§ Assignment
Starting from the first line below, count the lines carrying the string "Ultimate" and answer with the count by itself.

• • • • • • •

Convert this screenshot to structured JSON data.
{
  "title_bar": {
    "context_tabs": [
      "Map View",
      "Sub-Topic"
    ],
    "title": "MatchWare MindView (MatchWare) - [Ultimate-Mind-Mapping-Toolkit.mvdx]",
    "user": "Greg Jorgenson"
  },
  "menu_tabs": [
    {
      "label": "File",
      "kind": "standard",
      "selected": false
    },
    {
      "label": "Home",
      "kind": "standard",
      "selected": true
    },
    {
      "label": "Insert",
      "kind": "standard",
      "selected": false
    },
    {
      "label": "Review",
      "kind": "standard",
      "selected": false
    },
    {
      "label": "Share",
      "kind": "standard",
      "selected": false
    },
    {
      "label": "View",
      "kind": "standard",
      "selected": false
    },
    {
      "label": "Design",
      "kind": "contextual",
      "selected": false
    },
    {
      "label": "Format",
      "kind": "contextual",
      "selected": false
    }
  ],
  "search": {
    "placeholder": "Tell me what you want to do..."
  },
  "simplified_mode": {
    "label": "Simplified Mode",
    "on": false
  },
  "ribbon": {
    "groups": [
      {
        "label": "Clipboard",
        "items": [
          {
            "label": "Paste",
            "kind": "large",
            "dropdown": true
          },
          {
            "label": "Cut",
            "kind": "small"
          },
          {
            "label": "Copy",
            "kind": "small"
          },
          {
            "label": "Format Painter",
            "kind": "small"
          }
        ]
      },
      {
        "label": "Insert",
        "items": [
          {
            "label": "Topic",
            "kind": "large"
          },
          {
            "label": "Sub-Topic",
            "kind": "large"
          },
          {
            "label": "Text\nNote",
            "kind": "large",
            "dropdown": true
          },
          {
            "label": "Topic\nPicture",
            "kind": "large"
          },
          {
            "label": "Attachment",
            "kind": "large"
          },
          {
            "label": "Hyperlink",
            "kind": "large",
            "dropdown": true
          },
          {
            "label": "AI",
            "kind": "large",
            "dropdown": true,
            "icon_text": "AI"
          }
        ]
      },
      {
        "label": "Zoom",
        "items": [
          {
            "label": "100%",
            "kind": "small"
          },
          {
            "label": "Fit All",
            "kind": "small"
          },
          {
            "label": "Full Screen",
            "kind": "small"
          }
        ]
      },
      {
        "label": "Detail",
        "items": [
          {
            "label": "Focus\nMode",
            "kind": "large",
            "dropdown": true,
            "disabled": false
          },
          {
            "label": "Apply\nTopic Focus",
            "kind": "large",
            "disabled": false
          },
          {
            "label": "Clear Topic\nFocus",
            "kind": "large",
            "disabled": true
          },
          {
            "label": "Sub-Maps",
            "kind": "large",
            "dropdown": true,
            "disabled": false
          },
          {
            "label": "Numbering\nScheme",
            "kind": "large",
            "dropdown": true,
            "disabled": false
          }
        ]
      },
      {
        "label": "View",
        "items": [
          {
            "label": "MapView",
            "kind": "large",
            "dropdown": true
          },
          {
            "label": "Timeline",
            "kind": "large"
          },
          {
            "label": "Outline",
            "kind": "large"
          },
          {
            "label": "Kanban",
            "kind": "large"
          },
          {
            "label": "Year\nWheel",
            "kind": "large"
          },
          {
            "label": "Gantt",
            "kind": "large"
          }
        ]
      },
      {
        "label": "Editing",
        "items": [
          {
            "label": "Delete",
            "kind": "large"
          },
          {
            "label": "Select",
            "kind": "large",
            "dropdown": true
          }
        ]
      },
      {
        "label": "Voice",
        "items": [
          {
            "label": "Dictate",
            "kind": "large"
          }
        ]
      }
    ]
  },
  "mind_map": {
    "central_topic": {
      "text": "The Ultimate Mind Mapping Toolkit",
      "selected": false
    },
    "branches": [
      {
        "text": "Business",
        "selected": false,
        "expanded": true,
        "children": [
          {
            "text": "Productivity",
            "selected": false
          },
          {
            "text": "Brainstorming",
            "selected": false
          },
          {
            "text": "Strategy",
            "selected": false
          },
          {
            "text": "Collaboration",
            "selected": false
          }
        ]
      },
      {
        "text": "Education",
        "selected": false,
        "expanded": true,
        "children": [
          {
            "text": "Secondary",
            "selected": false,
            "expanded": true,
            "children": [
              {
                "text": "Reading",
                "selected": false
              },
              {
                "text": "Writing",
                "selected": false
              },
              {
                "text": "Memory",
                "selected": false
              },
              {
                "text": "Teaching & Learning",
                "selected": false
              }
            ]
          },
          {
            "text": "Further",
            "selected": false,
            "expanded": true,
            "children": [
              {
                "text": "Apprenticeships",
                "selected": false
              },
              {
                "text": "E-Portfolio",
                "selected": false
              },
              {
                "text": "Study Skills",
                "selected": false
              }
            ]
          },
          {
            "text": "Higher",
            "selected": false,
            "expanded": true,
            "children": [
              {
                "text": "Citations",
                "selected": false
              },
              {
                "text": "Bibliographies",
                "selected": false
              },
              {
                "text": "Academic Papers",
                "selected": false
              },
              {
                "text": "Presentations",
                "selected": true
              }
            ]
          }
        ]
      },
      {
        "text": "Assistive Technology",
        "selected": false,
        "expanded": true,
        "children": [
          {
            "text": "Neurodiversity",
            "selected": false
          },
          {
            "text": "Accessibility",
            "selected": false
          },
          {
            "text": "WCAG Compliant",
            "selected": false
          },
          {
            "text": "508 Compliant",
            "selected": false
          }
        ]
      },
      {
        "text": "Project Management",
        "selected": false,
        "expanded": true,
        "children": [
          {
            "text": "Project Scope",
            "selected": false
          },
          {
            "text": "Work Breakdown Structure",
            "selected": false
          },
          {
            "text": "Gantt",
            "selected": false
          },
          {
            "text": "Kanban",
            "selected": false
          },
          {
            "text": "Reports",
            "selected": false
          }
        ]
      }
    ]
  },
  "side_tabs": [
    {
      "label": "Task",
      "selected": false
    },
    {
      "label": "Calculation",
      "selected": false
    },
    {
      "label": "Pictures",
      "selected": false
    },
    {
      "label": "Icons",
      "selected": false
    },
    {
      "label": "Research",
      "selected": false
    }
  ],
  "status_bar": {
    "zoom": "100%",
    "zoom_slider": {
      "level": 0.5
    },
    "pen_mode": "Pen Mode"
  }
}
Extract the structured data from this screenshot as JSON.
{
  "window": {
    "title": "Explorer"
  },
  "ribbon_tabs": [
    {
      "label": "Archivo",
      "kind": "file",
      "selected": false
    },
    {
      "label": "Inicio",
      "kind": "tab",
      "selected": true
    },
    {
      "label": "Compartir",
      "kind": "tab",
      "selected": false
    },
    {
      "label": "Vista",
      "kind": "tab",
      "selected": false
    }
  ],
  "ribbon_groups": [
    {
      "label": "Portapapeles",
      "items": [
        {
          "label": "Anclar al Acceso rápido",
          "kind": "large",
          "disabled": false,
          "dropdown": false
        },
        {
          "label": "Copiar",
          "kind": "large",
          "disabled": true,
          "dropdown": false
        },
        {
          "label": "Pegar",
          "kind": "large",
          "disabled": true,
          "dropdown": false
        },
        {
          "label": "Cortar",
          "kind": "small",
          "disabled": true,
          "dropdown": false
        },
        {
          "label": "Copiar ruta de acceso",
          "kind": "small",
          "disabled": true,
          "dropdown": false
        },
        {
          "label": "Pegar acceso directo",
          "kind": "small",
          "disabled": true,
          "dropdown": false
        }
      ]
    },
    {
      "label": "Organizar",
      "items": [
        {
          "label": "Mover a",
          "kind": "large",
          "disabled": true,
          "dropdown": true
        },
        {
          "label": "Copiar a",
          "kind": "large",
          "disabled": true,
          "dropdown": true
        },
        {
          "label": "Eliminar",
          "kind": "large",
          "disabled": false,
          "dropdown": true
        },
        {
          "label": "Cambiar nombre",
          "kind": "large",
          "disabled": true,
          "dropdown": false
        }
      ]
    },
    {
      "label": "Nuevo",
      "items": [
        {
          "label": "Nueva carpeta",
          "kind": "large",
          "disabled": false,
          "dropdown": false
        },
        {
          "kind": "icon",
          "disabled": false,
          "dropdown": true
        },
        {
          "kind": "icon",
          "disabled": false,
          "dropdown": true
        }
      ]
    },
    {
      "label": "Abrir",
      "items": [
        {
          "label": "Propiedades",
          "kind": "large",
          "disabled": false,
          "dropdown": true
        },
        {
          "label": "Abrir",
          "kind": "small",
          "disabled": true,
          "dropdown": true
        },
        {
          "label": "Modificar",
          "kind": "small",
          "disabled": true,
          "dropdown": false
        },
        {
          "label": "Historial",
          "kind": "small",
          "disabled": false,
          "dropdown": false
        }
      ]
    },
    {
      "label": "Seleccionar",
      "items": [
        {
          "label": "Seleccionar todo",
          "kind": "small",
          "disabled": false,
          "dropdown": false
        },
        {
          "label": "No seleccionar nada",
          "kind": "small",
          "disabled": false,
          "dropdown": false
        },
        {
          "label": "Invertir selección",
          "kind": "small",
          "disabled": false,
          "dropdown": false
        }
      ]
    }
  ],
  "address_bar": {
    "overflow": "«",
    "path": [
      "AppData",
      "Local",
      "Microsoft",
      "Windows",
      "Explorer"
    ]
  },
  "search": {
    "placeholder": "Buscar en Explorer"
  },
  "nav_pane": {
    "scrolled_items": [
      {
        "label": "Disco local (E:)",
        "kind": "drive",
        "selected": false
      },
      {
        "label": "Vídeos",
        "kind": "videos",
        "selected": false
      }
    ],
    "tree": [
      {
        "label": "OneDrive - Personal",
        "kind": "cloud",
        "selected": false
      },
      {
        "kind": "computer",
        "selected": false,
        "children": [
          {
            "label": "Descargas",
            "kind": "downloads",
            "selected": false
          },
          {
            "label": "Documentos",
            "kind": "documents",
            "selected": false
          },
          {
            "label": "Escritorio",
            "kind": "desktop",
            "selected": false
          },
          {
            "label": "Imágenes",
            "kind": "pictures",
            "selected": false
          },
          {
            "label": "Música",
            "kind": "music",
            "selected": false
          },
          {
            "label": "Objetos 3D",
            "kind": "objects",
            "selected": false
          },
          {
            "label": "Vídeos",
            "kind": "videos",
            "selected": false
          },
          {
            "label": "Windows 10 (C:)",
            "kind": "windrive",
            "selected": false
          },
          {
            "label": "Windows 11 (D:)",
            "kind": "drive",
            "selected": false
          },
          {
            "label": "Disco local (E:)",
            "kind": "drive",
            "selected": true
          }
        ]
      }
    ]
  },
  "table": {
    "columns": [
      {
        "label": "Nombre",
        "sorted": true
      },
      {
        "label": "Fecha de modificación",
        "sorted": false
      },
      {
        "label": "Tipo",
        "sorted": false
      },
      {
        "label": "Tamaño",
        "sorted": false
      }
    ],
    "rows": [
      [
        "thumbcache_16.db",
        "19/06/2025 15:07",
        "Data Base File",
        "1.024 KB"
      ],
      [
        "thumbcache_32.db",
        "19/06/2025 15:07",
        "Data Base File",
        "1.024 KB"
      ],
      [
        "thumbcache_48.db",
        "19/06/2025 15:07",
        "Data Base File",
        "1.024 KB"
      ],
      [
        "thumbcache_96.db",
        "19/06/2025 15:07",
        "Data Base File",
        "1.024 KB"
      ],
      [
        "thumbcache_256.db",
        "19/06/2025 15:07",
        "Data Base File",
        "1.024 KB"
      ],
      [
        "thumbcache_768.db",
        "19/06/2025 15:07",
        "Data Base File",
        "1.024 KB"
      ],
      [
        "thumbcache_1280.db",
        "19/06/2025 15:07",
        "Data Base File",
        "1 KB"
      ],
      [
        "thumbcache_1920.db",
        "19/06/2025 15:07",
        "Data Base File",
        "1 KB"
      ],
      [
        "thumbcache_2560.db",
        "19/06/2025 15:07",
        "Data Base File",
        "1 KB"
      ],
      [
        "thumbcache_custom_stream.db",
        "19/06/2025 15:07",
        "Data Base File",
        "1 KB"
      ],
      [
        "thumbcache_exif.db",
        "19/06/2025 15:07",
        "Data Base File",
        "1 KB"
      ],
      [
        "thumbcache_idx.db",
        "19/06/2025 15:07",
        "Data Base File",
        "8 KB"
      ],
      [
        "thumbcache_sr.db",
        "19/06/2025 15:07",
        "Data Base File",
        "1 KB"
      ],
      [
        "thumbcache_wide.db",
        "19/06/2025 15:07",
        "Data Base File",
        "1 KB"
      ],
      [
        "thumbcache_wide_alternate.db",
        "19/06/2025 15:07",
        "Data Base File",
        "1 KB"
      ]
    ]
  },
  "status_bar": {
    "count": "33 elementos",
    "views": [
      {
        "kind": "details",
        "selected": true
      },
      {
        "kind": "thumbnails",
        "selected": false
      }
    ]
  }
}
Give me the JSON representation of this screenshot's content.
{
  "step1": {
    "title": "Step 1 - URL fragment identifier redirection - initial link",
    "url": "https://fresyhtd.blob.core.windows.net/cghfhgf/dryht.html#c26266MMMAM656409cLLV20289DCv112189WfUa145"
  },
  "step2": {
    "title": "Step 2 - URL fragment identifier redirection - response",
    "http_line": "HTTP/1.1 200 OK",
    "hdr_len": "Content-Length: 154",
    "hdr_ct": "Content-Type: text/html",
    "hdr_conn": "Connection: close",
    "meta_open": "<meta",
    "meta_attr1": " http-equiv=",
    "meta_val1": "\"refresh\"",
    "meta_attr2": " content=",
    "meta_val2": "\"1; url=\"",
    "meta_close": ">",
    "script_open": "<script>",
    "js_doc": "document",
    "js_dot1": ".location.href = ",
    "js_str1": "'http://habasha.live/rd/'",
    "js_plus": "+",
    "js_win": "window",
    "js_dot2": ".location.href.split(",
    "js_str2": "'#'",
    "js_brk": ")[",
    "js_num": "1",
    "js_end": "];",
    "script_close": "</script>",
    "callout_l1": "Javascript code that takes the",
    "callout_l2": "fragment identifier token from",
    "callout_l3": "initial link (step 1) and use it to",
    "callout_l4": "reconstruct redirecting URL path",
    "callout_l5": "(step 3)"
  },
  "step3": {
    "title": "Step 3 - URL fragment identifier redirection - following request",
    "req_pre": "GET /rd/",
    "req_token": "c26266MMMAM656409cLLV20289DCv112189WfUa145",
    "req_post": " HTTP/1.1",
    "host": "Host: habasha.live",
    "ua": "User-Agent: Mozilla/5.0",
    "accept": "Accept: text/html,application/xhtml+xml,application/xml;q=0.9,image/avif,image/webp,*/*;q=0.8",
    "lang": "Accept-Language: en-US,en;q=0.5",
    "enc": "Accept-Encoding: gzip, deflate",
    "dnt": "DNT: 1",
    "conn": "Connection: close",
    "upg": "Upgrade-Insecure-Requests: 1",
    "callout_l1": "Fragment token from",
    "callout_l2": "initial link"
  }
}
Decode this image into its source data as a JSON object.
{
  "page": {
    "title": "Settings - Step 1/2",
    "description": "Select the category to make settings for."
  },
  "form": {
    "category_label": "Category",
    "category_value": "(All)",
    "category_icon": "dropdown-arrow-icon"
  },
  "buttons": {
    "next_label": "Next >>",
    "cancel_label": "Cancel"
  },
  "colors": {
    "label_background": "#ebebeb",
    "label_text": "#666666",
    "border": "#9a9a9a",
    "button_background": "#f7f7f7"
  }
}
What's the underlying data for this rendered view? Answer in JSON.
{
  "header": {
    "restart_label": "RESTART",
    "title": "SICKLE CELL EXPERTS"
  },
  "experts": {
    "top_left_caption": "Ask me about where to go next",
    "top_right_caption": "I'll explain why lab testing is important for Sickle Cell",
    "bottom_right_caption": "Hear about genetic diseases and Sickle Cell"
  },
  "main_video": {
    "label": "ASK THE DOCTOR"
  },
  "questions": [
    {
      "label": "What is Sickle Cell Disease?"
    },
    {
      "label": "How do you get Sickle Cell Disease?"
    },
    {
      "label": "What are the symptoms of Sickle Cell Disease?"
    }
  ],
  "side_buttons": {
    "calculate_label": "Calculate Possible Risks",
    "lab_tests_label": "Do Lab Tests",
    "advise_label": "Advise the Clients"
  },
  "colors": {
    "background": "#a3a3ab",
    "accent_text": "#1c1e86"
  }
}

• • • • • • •

§ Task result
2